Pokemon Go seems to be a huge battery hog. That's not too surprising: Nintendo's smash-hit mobile game fires up your phone's GPS, graphics processor, cellular radio and camera, AND requires you to keep your screen nice and bright so you can see it outdoors...all at the same time.
But just how much battery does Pokemon Go really drain -- and does it wolf down data too?
Let's put it to the test!
In order to make sure we were doing the most apples-to-apples comparison possible, we needed to control for a whole lot of factors. For instance:
- Screen brightness (brighter = more battery drain)
- Cell strength (less = more battery drain as phone tries to boost signal)
- Background applications (we wanted to be sure we were measuring Pokemon Go, not other apps)
- Different smartphone processors (some are more efficient)
- Different battery sizes
To start, we decided to do all our testing with a single phone: Rebecca's Apple iPhone 6S.
We turned off the auto brightness setting, set brightness to roughly 80 percent, disabled all our background apps and made sure we walked the exact same route around San Francisco each time to control for cellular strength -- a route that, coincidentally, loops around Google's San Francisco offices.

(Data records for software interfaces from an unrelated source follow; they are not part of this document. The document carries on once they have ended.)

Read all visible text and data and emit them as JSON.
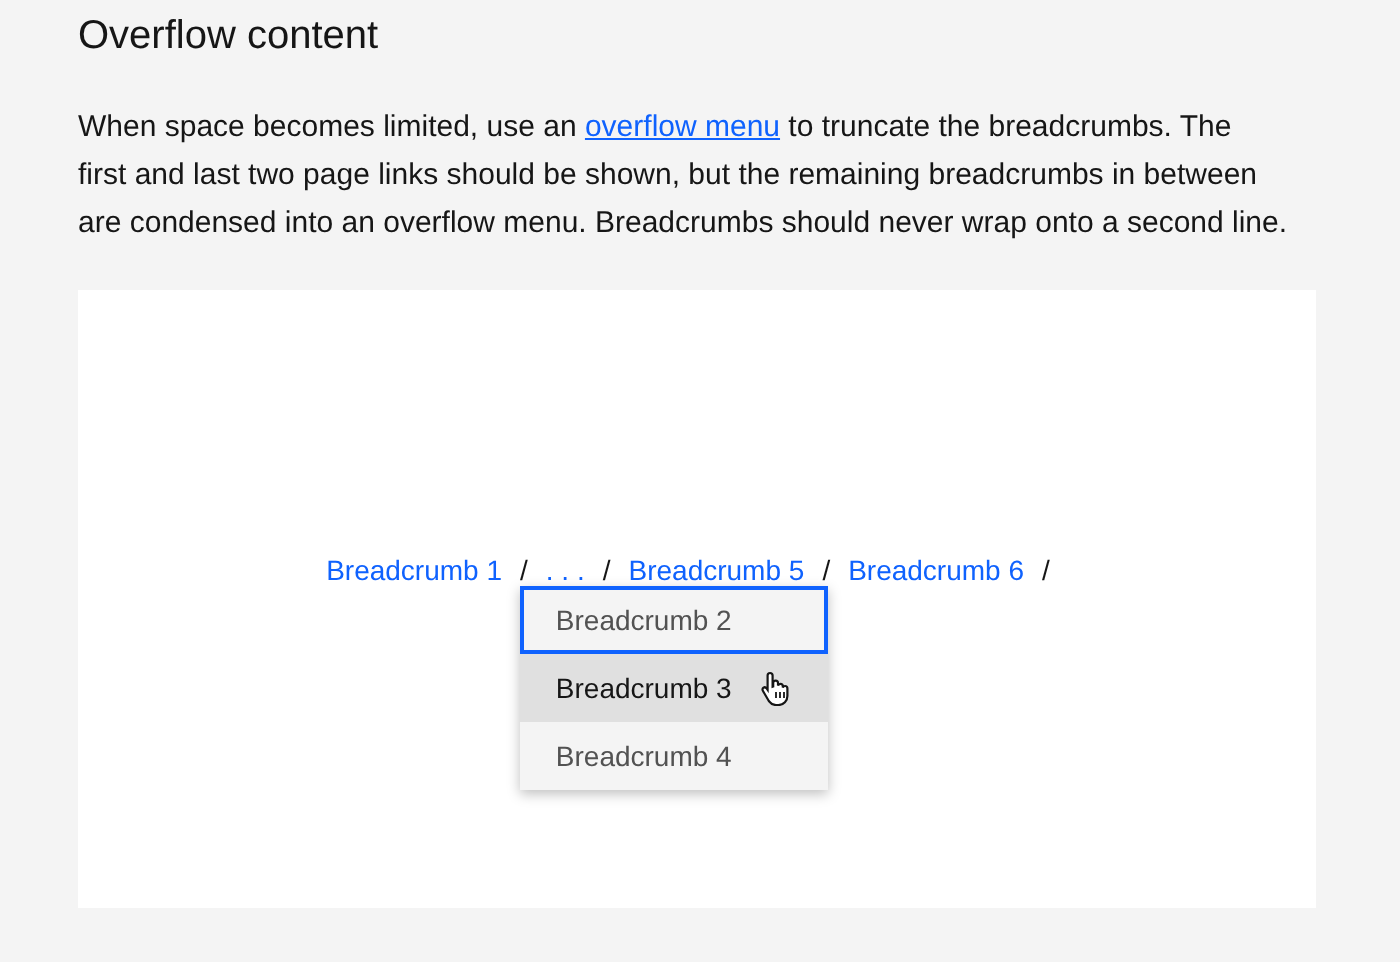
{
  "heading": "Overflow content",
  "paragraph": {
    "before": "When space becomes limited, use an ",
    "link": "overflow menu",
    "after": " to truncate the breadcrumbs. The first and last two page links should be shown, but the remaining breadcrumbs in between are condensed into an overflow menu. Breadcrumbs should never wrap onto a second line."
  },
  "breadcrumb": [
    {
      "kind": "link",
      "label": "Breadcrumb 1",
      "separator": "/"
    },
    {
      "kind": "overflow",
      "label": ". . .",
      "separator": "/",
      "menu": [
        {
          "label": "Breadcrumb 2",
          "focused": true,
          "hovered": false
        },
        {
          "label": "Breadcrumb 3",
          "focused": false,
          "hovered": true
        },
        {
          "label": "Breadcrumb 4",
          "focused": false,
          "hovered": false
        }
      ]
    },
    {
      "kind": "link",
      "label": "Breadcrumb 5",
      "separator": "/"
    },
    {
      "kind": "link",
      "label": "Breadcrumb 6",
      "separator": "/"
    }
  ]
}
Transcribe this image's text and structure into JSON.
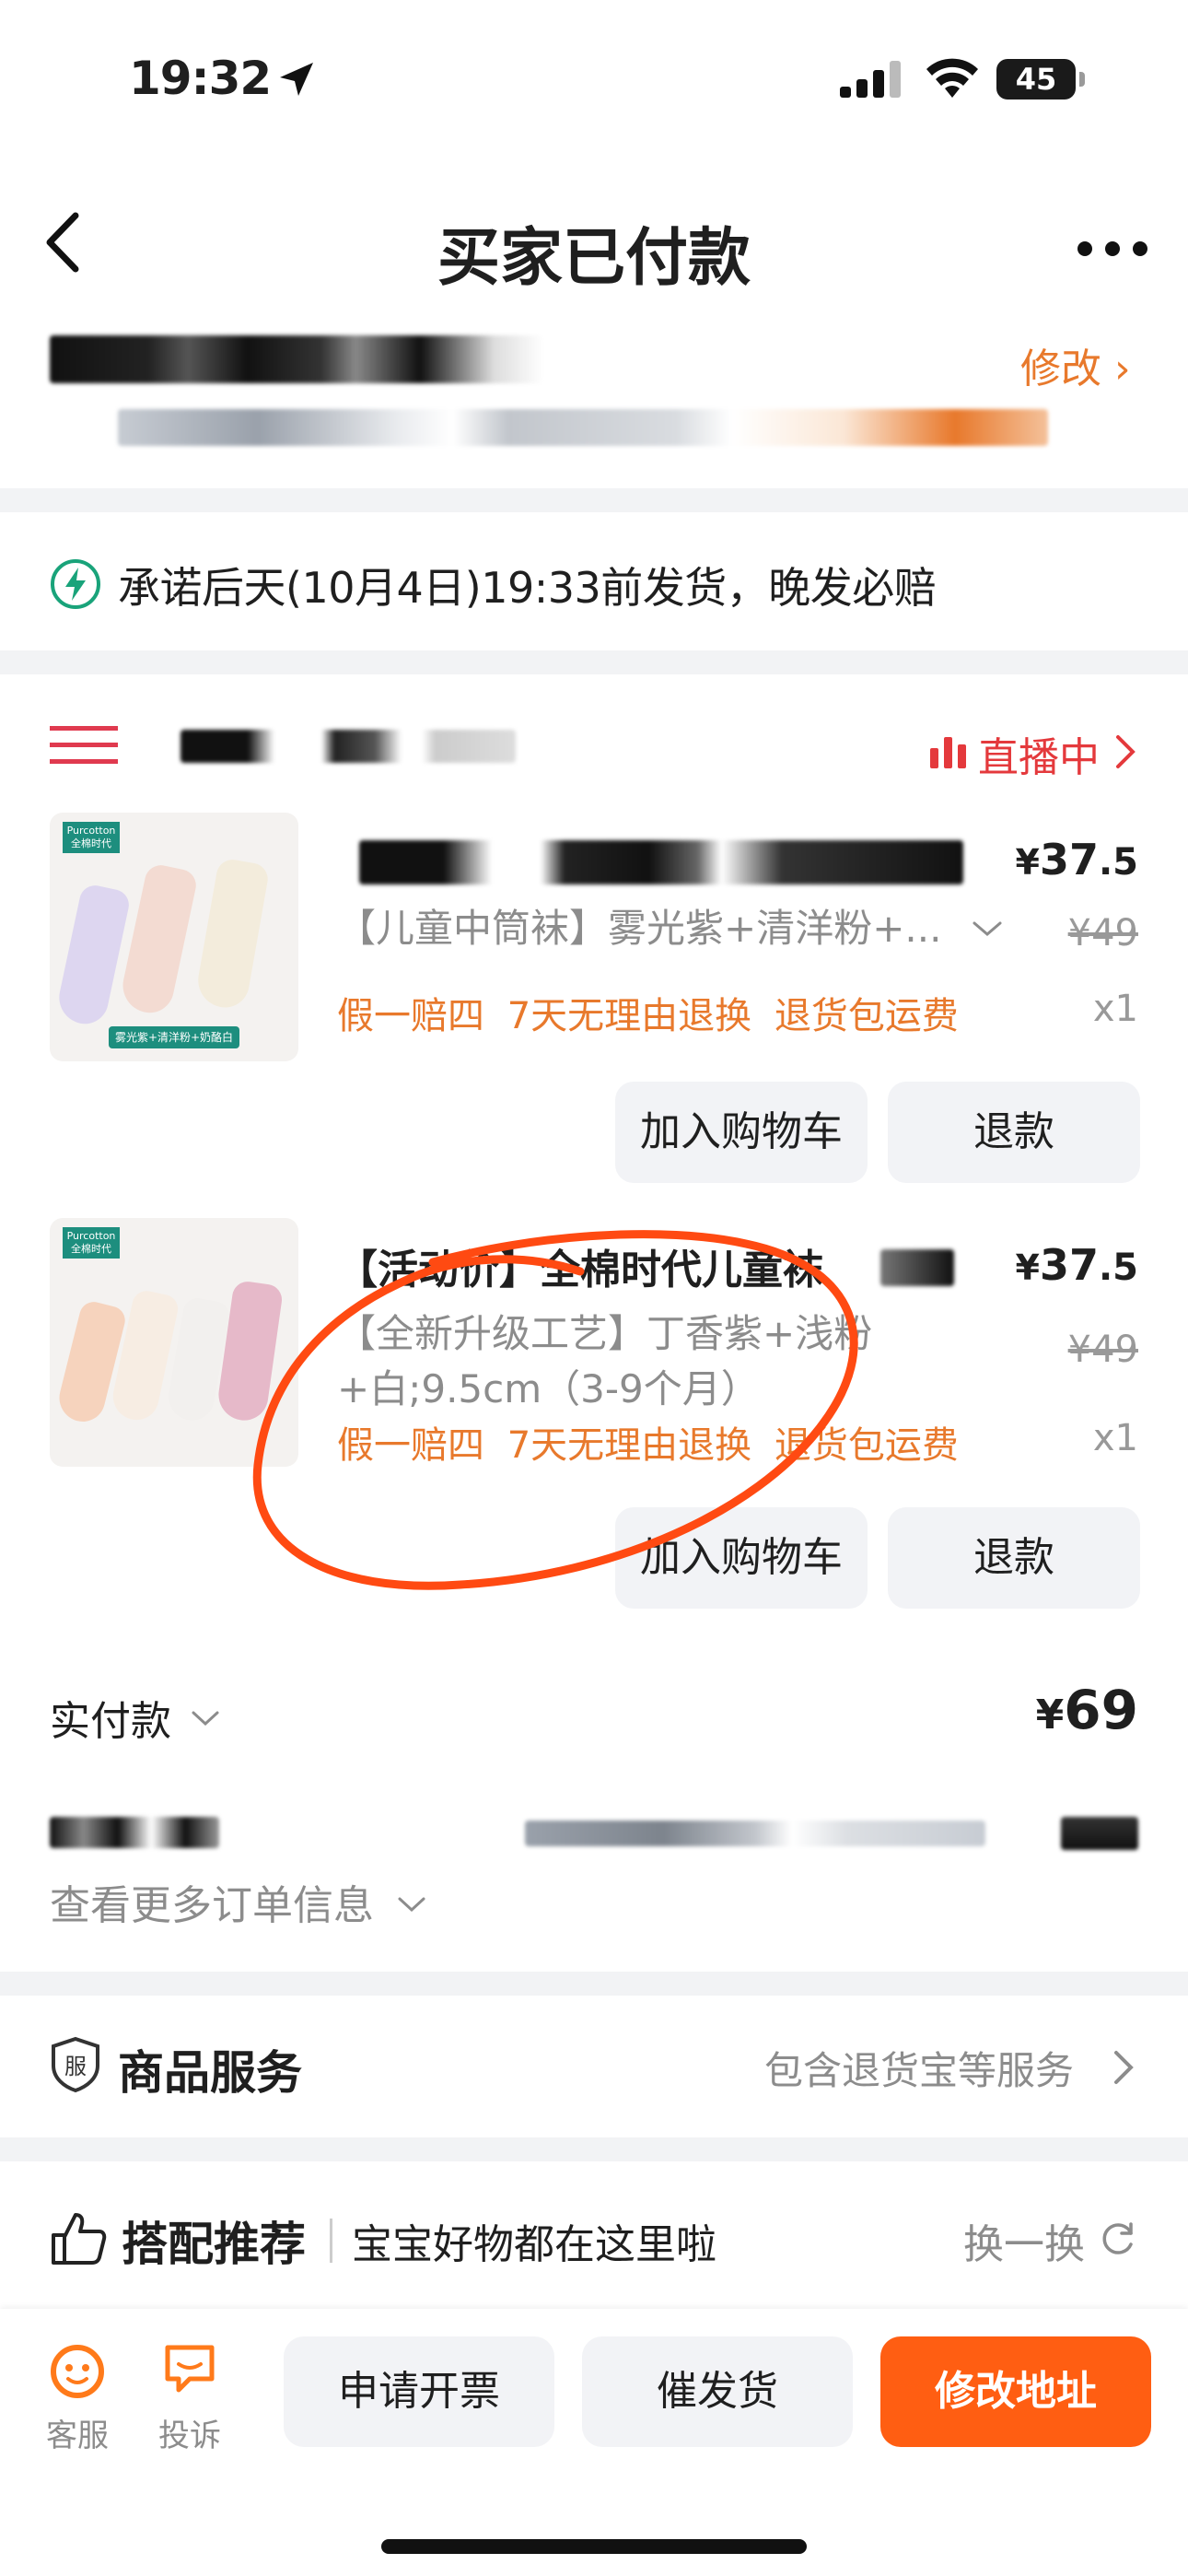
{
  "status_bar": {
    "time": "19:32",
    "battery": "45"
  },
  "nav": {
    "title": "买家已付款"
  },
  "address": {
    "edit_label": "修改 ›"
  },
  "promise": {
    "text": "承诺后天(10月4日)19:33前发货，晚发必赔"
  },
  "shop": {
    "live_label": "直播中"
  },
  "products": [
    {
      "title": "",
      "sku": "【儿童中筒袜】雾光紫+清洋粉+...",
      "price_symbol": "¥",
      "price_int": "37",
      "price_dec": ".5",
      "original_price": "¥49",
      "tags": "假一赔四 7天无理由退换 退货包运费",
      "qty": "x1",
      "image_label": "雾光紫+清洋粉+奶酪白",
      "brand": "Purcotton 全棉时代"
    },
    {
      "title": "【活动价】全棉时代儿童袜",
      "sku": "【全新升级工艺】丁香紫+浅粉+白;9.5cm（3-9个月）",
      "price_symbol": "¥",
      "price_int": "37",
      "price_dec": ".5",
      "original_price": "¥49",
      "tags": "假一赔四 7天无理由退换 退货包运费",
      "qty": "x1",
      "brand": "Purcotton 全棉时代"
    }
  ],
  "actions": {
    "add_cart": "加入购物车",
    "refund": "退款"
  },
  "paid": {
    "label": "实付款",
    "symbol": "¥",
    "amount": "69"
  },
  "more_info": "查看更多订单信息",
  "service": {
    "title": "商品服务",
    "desc": "包含退货宝等服务",
    "icon_char": "服"
  },
  "recommend": {
    "title": "搭配推荐",
    "subtitle": "宝宝好物都在这里啦",
    "refresh": "换一换"
  },
  "bottom": {
    "service_label": "客服",
    "complain_label": "投诉",
    "invoice": "申请开票",
    "urge": "催发货",
    "change_address": "修改地址"
  },
  "colors": {
    "accent_orange": "#ff5e12",
    "tag_orange": "#e8792c",
    "live_red": "#e4393c",
    "promise_green": "#19a37a",
    "annotation": "#ff4a12"
  }
}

Then we did the route twice more: one run where we browsed Facebook instead of playing Pokemon Go, and one where we simply listened to Spotify with the phone in a pocket. After all, what we really want to know is how Pokemon Go compares with other apps, no? Lastly, we listened to Spotify while playing Pokemon Go to see if there might be a compound effect.
Each run took 30 minutes, and we recharged the phone to 100 percent battery between each run.
On the iPhone, Pokemon Go is definitely a battery hog -- but not a data one. We generally saw under 10MB of data use for a half-hour of play. That's less per hour than I spend on Gmail, to say nothing of streaming video. (A Verizon spokesman said Pokemon Go accounts for less than 1 percent of the total usage on Verizon's network, even though the game is among the top 20 apps in terms of traffic.)
If you're on T-Mobile, the carrier will even waive the charge from your data plan.
The battery results were pretty bad news, though:
- Pokemon Go = 15 percent battery usage for 30 minutes of play
- Facebook = 5 percent battery for 30 minutes
- Spotify (offline playback) = 0 percent for 30 minutes
- Pokemon Go and Spotify together = 17 percent battery use for 30 minutes
At that rate, you can expect an iPhone 6S to die in under 7 hours of Pokemon Go -- but that's assuming Pokemon is the only app running on your phone! Anecdotally, one of our staffers burned through 45 percent of an iPhone 6S's battery in 30 minutes on a different, uncontrolled run, and my personal Galaxy S7 no longer lasts a full work day if I play any Pokemon at all.